## Prompt
Please retype the listing exactly as it appears, skipping each picture.

=======

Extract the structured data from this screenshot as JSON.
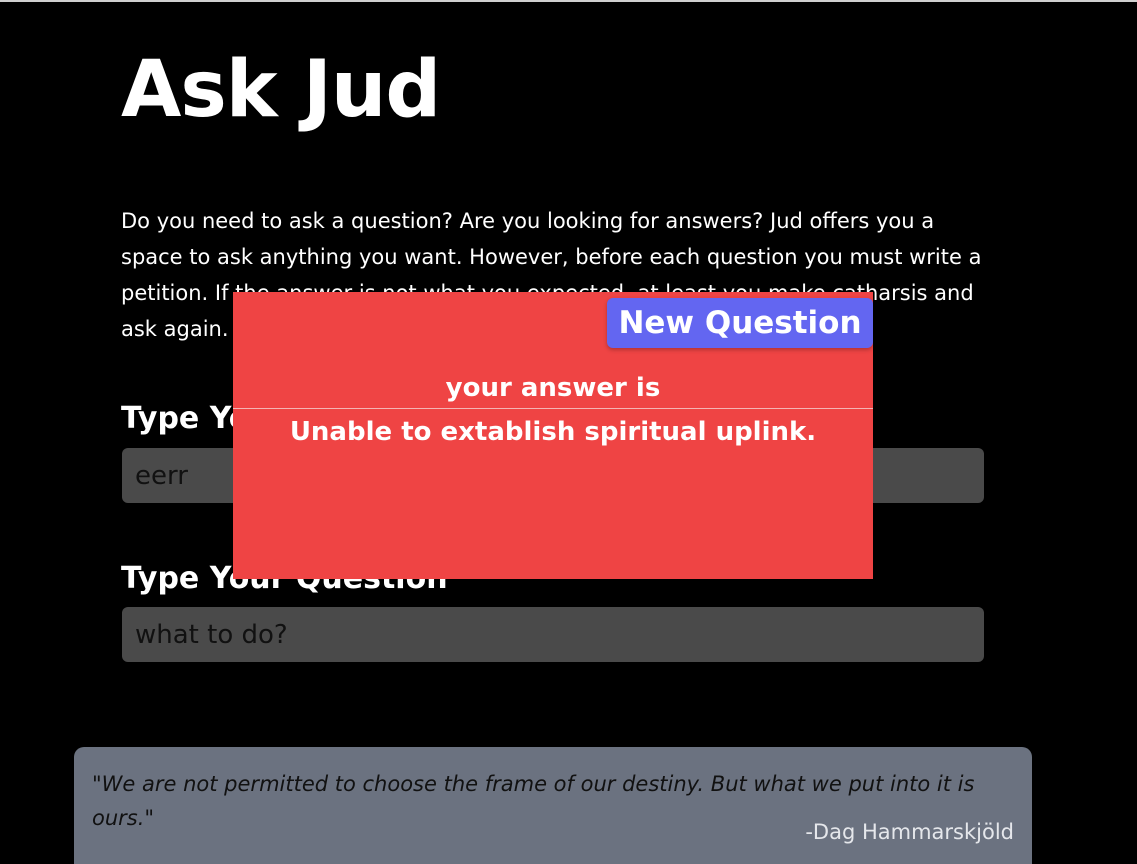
{
  "app": {
    "title": "Ask Jud",
    "intro": "Do you need to ask a question? Are you looking for answers? Jud offers you a space to ask anything you want. However, before each question you must write a petition. If the answer is not what you expected, at least you make catharsis and ask again."
  },
  "form": {
    "petition_label": "Type Your Petition",
    "petition_value": "eerr",
    "question_label": "Type Your Question",
    "question_value": "what to do?"
  },
  "modal": {
    "new_question_label": "New Question",
    "answer_heading": "your answer is",
    "answer_text": "Unable to extablish spiritual uplink."
  },
  "quote": {
    "text": "\"We are not permitted to choose the frame of our destiny. But what we put into it is ours.\"",
    "author": "-Dag Hammarskjöld"
  },
  "colors": {
    "background": "#000000",
    "modal": "#ef4444",
    "button": "#6366f1",
    "input": "#4a4a4a",
    "quote_box": "#6b7280"
  }
}
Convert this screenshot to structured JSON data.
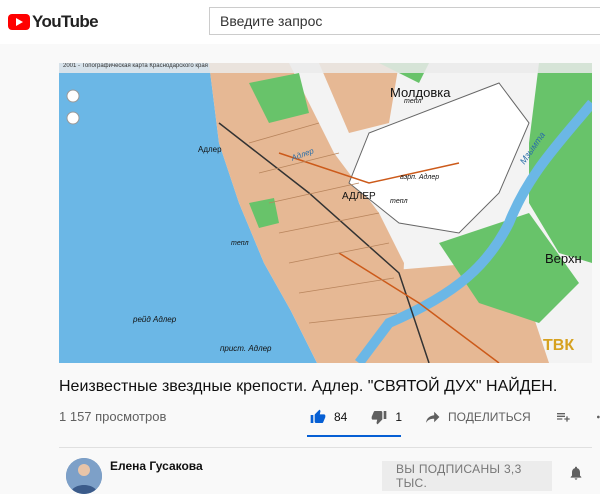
{
  "header": {
    "logo_text": "YouTube",
    "search_placeholder": "Введите запрос"
  },
  "video": {
    "map_header": "2001 - Топографическая карта Краснодарского края",
    "map_labels": {
      "moldovka": "Молдовка",
      "adler_caps": "АДЛЕР",
      "adler": "Адлер",
      "verkh": "Верхн",
      "reid": "рейд Адлер",
      "prist": "прист. Адлер",
      "mzymta": "Мзымта",
      "tepl1": "тепл",
      "tepl2": "тепл",
      "tepl3": "тепл",
      "airport": "аэрп. Адлер",
      "adler_line": "Адлер"
    },
    "watermark": "ТВК"
  },
  "title": "Неизвестные звездные крепости. Адлер. \"СВЯТОЙ ДУХ\" НАЙДЕН.",
  "views": "1 157 просмотров",
  "actions": {
    "likes": "84",
    "dislikes": "1",
    "share_label": "ПОДЕЛИТЬСЯ"
  },
  "channel": {
    "name": "Елена Гусакова",
    "subscribe_label": "ВЫ ПОДПИСАНЫ 3,3 ТЫС."
  },
  "colors": {
    "brand_red": "#ff0000",
    "like_blue": "#065fd4",
    "sea": "#6bb7e6",
    "land": "#f3f3f3",
    "town": "#e6b894",
    "forest": "#68c36a"
  }
}
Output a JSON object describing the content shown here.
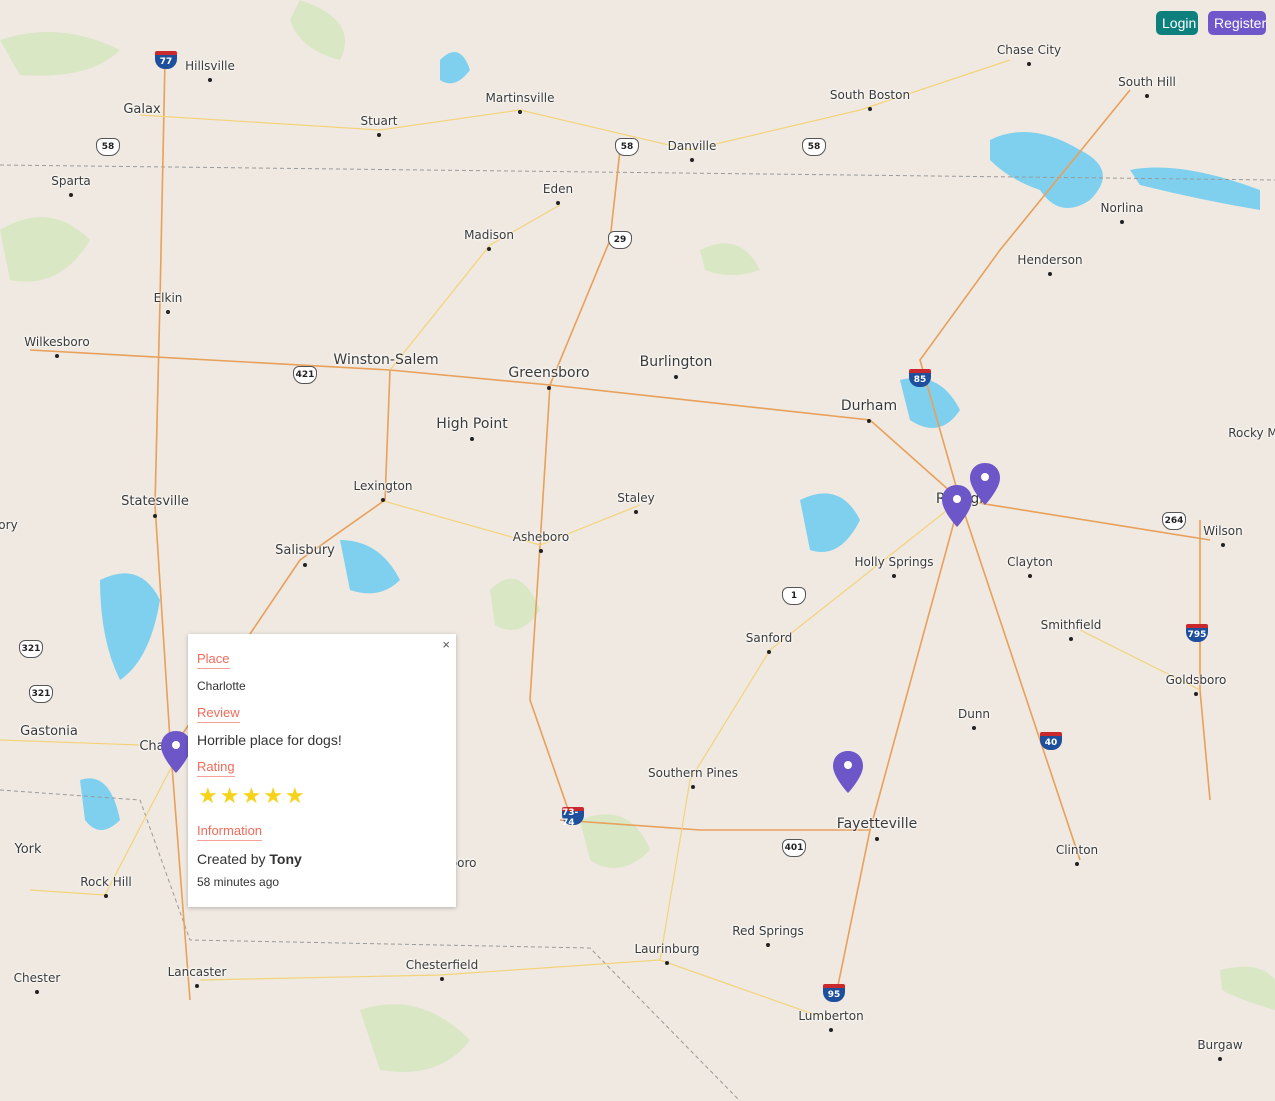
{
  "auth": {
    "login_label": "Login",
    "register_label": "Register"
  },
  "cities": [
    {
      "name": "Hillsville",
      "size": "small"
    },
    {
      "name": "Galax",
      "size": "medium"
    },
    {
      "name": "Martinsville",
      "size": "small"
    },
    {
      "name": "Stuart",
      "size": "small"
    },
    {
      "name": "Danville",
      "size": "small"
    },
    {
      "name": "South Boston",
      "size": "small"
    },
    {
      "name": "Chase City",
      "size": "small"
    },
    {
      "name": "South Hill",
      "size": "small"
    },
    {
      "name": "Sparta",
      "size": "small"
    },
    {
      "name": "Eden",
      "size": "small"
    },
    {
      "name": "Madison",
      "size": "small"
    },
    {
      "name": "Norlina",
      "size": "small"
    },
    {
      "name": "Henderson",
      "size": "small"
    },
    {
      "name": "Elkin",
      "size": "small"
    },
    {
      "name": "Wilkesboro",
      "size": "small"
    },
    {
      "name": "Winston-Salem",
      "size": "big"
    },
    {
      "name": "Greensboro",
      "size": "big"
    },
    {
      "name": "Burlington",
      "size": "big"
    },
    {
      "name": "Durham",
      "size": "big"
    },
    {
      "name": "High Point",
      "size": "big"
    },
    {
      "name": "Rocky M",
      "size": "small"
    },
    {
      "name": "Lexington",
      "size": "small"
    },
    {
      "name": "Staley",
      "size": "small"
    },
    {
      "name": "Raleigh",
      "size": "big"
    },
    {
      "name": "Statesville",
      "size": "medium"
    },
    {
      "name": "Wilson",
      "size": "small"
    },
    {
      "name": "Asheboro",
      "size": "small"
    },
    {
      "name": "Salisbury",
      "size": "medium"
    },
    {
      "name": "Holly Springs",
      "size": "small"
    },
    {
      "name": "Clayton",
      "size": "small"
    },
    {
      "name": "Sanford",
      "size": "small"
    },
    {
      "name": "Smithfield",
      "size": "small"
    },
    {
      "name": "Goldsboro",
      "size": "small"
    },
    {
      "name": "Dunn",
      "size": "small"
    },
    {
      "name": "Gastonia",
      "size": "medium"
    },
    {
      "name": "Southern Pines",
      "size": "small"
    },
    {
      "name": "Fayetteville",
      "size": "big"
    },
    {
      "name": "York",
      "size": "medium"
    },
    {
      "name": "Clinton",
      "size": "small"
    },
    {
      "name": "Rock Hill",
      "size": "small"
    },
    {
      "name": "Red Springs",
      "size": "small"
    },
    {
      "name": "Laurinburg",
      "size": "small"
    },
    {
      "name": "Lancaster",
      "size": "small"
    },
    {
      "name": "Chesterfield",
      "size": "small"
    },
    {
      "name": "Chester",
      "size": "small"
    },
    {
      "name": "Lumberton",
      "size": "small"
    },
    {
      "name": "Burgaw",
      "size": "small"
    },
    {
      "name": "ory",
      "size": "small"
    },
    {
      "name": "Cha",
      "size": "medium"
    },
    {
      "name": "boro",
      "size": "small"
    }
  ],
  "shields": [
    {
      "label": "77",
      "type": "i"
    },
    {
      "label": "58",
      "type": "us"
    },
    {
      "label": "58",
      "type": "us"
    },
    {
      "label": "58",
      "type": "us"
    },
    {
      "label": "29",
      "type": "us"
    },
    {
      "label": "421",
      "type": "us"
    },
    {
      "label": "85",
      "type": "i"
    },
    {
      "label": "264",
      "type": "us"
    },
    {
      "label": "1",
      "type": "us"
    },
    {
      "label": "321",
      "type": "us"
    },
    {
      "label": "321",
      "type": "us"
    },
    {
      "label": "795",
      "type": "i"
    },
    {
      "label": "40",
      "type": "i"
    },
    {
      "label": "73-74",
      "type": "i"
    },
    {
      "label": "401",
      "type": "us"
    },
    {
      "label": "95",
      "type": "i"
    }
  ],
  "markers": [
    {
      "name": "Charlotte"
    },
    {
      "name": "Raleigh A"
    },
    {
      "name": "Raleigh B"
    },
    {
      "name": "Fayetteville"
    }
  ],
  "popup": {
    "close": "×",
    "place_label": "Place",
    "place_value": "Charlotte",
    "review_label": "Review",
    "review_value": "Horrible place for dogs!",
    "rating_label": "Rating",
    "rating": 5,
    "information_label": "Information",
    "created_by_prefix": "Created by",
    "author": "Tony",
    "time_ago": "58 minutes ago"
  },
  "colors": {
    "land": "#efe9e1",
    "water": "#76cfee",
    "forest": "#cfe6b4",
    "major_road": "#e8a05a",
    "minor_road": "#f3d37a",
    "marker": "#6d56c8"
  }
}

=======

## Output of the task
Extract the structured data from this screenshot as JSON.
{
  "app": {
    "title": "Ask Jud",
    "intro": "Do you need to ask a question? Are you looking for answers? Jud offers you a space to ask anything you want. However, before each question you must write a petition. If the answer is not what you expected, at least you make catharsis and ask again."
  },
  "form": {
    "petition_label": "Type Your Petition",
    "petition_value": "eerr",
    "question_label": "Type Your Question",
    "question_value": "what to do?"
  },
  "modal": {
    "new_question_label": "New Question",
    "answer_heading": "your answer is",
    "answer_text": "Unable to extablish spiritual uplink."
  },
  "quote": {
    "text": "\"We are not permitted to choose the frame of our destiny. But what we put into it is ours.\"",
    "author": "-Dag Hammarskjöld"
  },
  "colors": {
    "background": "#000000",
    "modal": "#ef4444",
    "button": "#6366f1",
    "input": "#4a4a4a",
    "quote_box": "#6b7280"
  }
}
Convert this screenshot to structured JSON data.
{
  "header": {
    "logo_text": "YouTube",
    "search_placeholder": "Введите запрос"
  },
  "video": {
    "map_header": "2001 - Топографическая карта Краснодарского края",
    "map_labels": {
      "moldovka": "Молдовка",
      "adler_caps": "АДЛЕР",
      "adler": "Адлер",
      "verkh": "Верхн",
      "reid": "рейд Адлер",
      "prist": "прист. Адлер",
      "mzymta": "Мзымта",
      "tepl1": "тепл",
      "tepl2": "тепл",
      "tepl3": "тепл",
      "airport": "аэрп. Адлер",
      "adler_line": "Адлер"
    },
    "watermark": "ТВК"
  },
  "title": "Неизвестные звездные крепости. Адлер. \"СВЯТОЙ ДУХ\" НАЙДЕН.",
  "views": "1 157 просмотров",
  "actions": {
    "likes": "84",
    "dislikes": "1",
    "share_label": "ПОДЕЛИТЬСЯ"
  },
  "channel": {
    "name": "Елена Гусакова",
    "subscribe_label": "ВЫ ПОДПИСАНЫ 3,3 ТЫС."
  },
  "colors": {
    "brand_red": "#ff0000",
    "like_blue": "#065fd4",
    "sea": "#6bb7e6",
    "land": "#f3f3f3",
    "town": "#e6b894",
    "forest": "#68c36a"
  }
}
Output a JSON object describing the content shown here.
{
  "auth": {
    "login_label": "Login",
    "register_label": "Register"
  },
  "cities": [
    {
      "name": "Hillsville",
      "size": "small"
    },
    {
      "name": "Galax",
      "size": "medium"
    },
    {
      "name": "Martinsville",
      "size": "small"
    },
    {
      "name": "Stuart",
      "size": "small"
    },
    {
      "name": "Danville",
      "size": "small"
    },
    {
      "name": "South Boston",
      "size": "small"
    },
    {
      "name": "Chase City",
      "size": "small"
    },
    {
      "name": "South Hill",
      "size": "small"
    },
    {
      "name": "Sparta",
      "size": "small"
    },
    {
      "name": "Eden",
      "size": "small"
    },
    {
      "name": "Madison",
      "size": "small"
    },
    {
      "name": "Norlina",
      "size": "small"
    },
    {
      "name": "Henderson",
      "size": "small"
    },
    {
      "name": "Elkin",
      "size": "small"
    },
    {
      "name": "Wilkesboro",
      "size": "small"
    },
    {
      "name": "Winston-Salem",
      "size": "big"
    },
    {
      "name": "Greensboro",
      "size": "big"
    },
    {
      "name": "Burlington",
      "size": "big"
    },
    {
      "name": "Durham",
      "size": "big"
    },
    {
      "name": "High Point",
      "size": "big"
    },
    {
      "name": "Rocky M",
      "size": "small"
    },
    {
      "name": "Lexington",
      "size": "small"
    },
    {
      "name": "Staley",
      "size": "small"
    },
    {
      "name": "Raleigh",
      "size": "big"
    },
    {
      "name": "Statesville",
      "size": "medium"
    },
    {
      "name": "Wilson",
      "size": "small"
    },
    {
      "name": "Asheboro",
      "size": "small"
    },
    {
      "name": "Salisbury",
      "size": "medium"
    },
    {
      "name": "Holly Springs",
      "size": "small"
    },
    {
      "name": "Clayton",
      "size": "small"
    },
    {
      "name": "Sanford",
      "size": "small"
    },
    {
      "name": "Smithfield",
      "size": "small"
    },
    {
      "name": "Goldsboro",
      "size": "small"
    },
    {
      "name": "Dunn",
      "size": "small"
    },
    {
      "name": "Gastonia",
      "size": "medium"
    },
    {
      "name": "Southern Pines",
      "size": "small"
    },
    {
      "name": "Fayetteville",
      "size": "big"
    },
    {
      "name": "York",
      "size": "medium"
    },
    {
      "name": "Clinton",
      "size": "small"
    },
    {
      "name": "Rock Hill",
      "size": "small"
    },
    {
      "name": "Red Springs",
      "size": "small"
    },
    {
      "name": "Laurinburg",
      "size": "small"
    },
    {
      "name": "Lancaster",
      "size": "small"
    },
    {
      "name": "Chesterfield",
      "size": "small"
    },
    {
      "name": "Chester",
      "size": "small"
    },
    {
      "name": "Lumberton",
      "size": "small"
    },
    {
      "name": "Burgaw",
      "size": "small"
    },
    {
      "name": "ory",
      "size": "small"
    },
    {
      "name": "Cha",
      "size": "medium"
    },
    {
      "name": "boro",
      "size": "small"
    }
  ],
  "shields": [
    {
      "label": "77",
      "type": "i"
    },
    {
      "label": "58",
      "type": "us"
    },
    {
      "label": "58",
      "type": "us"
    },
    {
      "label": "58",
      "type": "us"
    },
    {
      "label": "29",
      "type": "us"
    },
    {
      "label": "421",
      "type": "us"
    },
    {
      "label": "85",
      "type": "i"
    },
    {
      "label": "264",
      "type": "us"
    },
    {
      "label": "1",
      "type": "us"
    },
    {
      "label": "321",
      "type": "us"
    },
    {
      "label": "321",
      "type": "us"
    },
    {
      "label": "795",
      "type": "i"
    },
    {
      "label": "40",
      "type": "i"
    },
    {
      "label": "73-74",
      "type": "i"
    },
    {
      "label": "401",
      "type": "us"
    },
    {
      "label": "95",
      "type": "i"
    }
  ],
  "markers": [
    {
      "name": "Charlotte"
    },
    {
      "name": "Raleigh A"
    },
    {
      "name": "Raleigh B"
    },
    {
      "name": "Fayetteville"
    }
  ],
  "popup": {
    "close": "×",
    "place_label": "Place",
    "place_value": "Charlotte",
    "review_label": "Review",
    "review_value": "Horrible place for dogs!",
    "rating_label": "Rating",
    "rating": 5,
    "information_label": "Information",
    "created_by_prefix": "Created by",
    "author": "Tony",
    "time_ago": "58 minutes ago"
  },
  "colors": {
    "land": "#efe9e1",
    "water": "#76cfee",
    "forest": "#cfe6b4",
    "major_road": "#e8a05a",
    "minor_road": "#f3d37a",
    "marker": "#6d56c8"
  }
}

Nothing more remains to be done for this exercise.